__Work request__
Search the material for the string "Project", then return every line where it is found.

:: Records

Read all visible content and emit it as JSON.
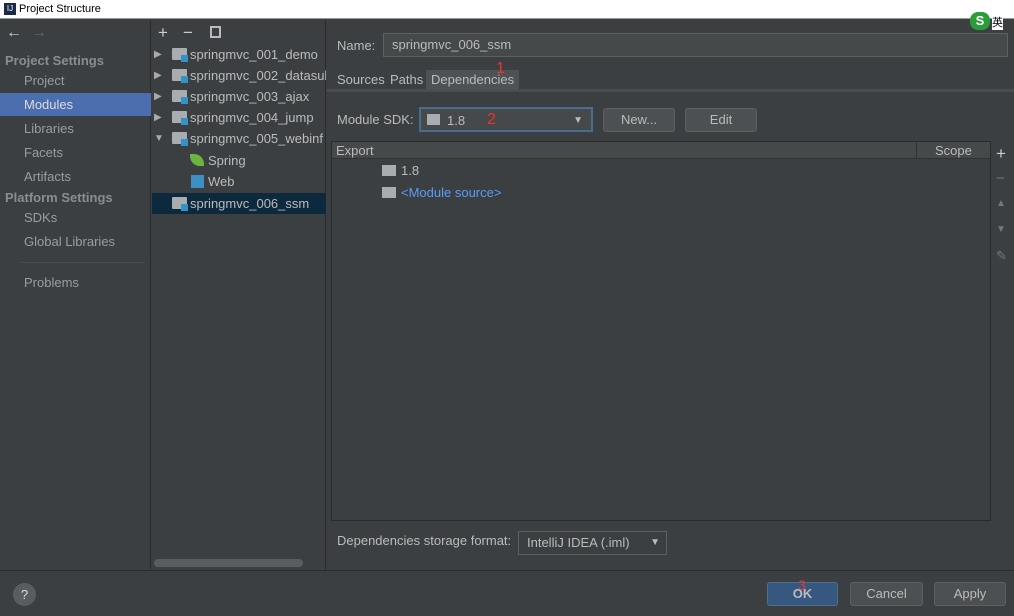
{
  "window": {
    "title": "Project Structure"
  },
  "ime": {
    "label": "英"
  },
  "sidebar": {
    "project_settings": "Project Settings",
    "platform_settings": "Platform Settings",
    "items": [
      {
        "label": "Project"
      },
      {
        "label": "Modules",
        "selected": true
      },
      {
        "label": "Libraries"
      },
      {
        "label": "Facets"
      },
      {
        "label": "Artifacts"
      }
    ],
    "platform_items": [
      {
        "label": "SDKs"
      },
      {
        "label": "Global Libraries"
      }
    ],
    "problems": "Problems"
  },
  "tree": {
    "nodes": [
      {
        "label": "springmvc_001_demo"
      },
      {
        "label": "springmvc_002_datasub"
      },
      {
        "label": "springmvc_003_ajax"
      },
      {
        "label": "springmvc_004_jump"
      },
      {
        "label": "springmvc_005_webinf"
      },
      {
        "label": "Spring"
      },
      {
        "label": "Web"
      },
      {
        "label": "springmvc_006_ssm",
        "selected": true
      }
    ]
  },
  "main": {
    "name_label": "Name:",
    "name_value": "springmvc_006_ssm",
    "tabs": [
      {
        "label": "Sources"
      },
      {
        "label": "Paths"
      },
      {
        "label": "Dependencies",
        "selected": true
      }
    ],
    "sdk_label": "Module SDK:",
    "sdk_value": "1.8",
    "new_button": "New...",
    "edit_button": "Edit",
    "table": {
      "headers": [
        "Export",
        "Scope"
      ],
      "rows": [
        {
          "label": "1.8"
        },
        {
          "label": "<Module source>"
        }
      ]
    },
    "storage_label": "Dependencies storage format:",
    "storage_value": "IntelliJ IDEA (.iml)"
  },
  "annotations": [
    "1",
    "2",
    "3"
  ],
  "footer": {
    "help": "?",
    "ok": "OK",
    "cancel": "Cancel",
    "apply": "Apply"
  }
}
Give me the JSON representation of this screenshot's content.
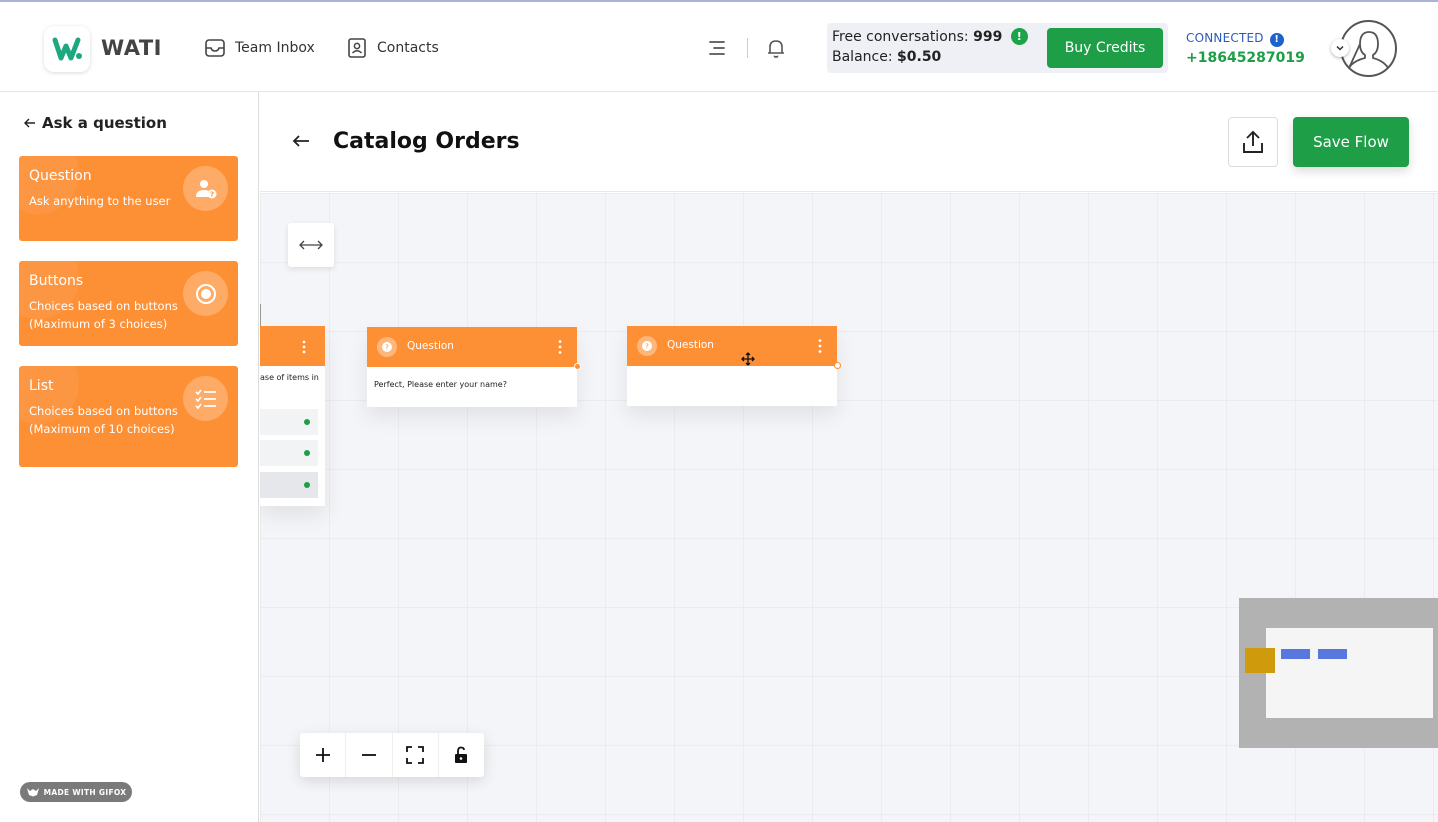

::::

__Reply__
    "title": "Project Structure"
    "project_settings": "Project Settings",
        "label": "Project"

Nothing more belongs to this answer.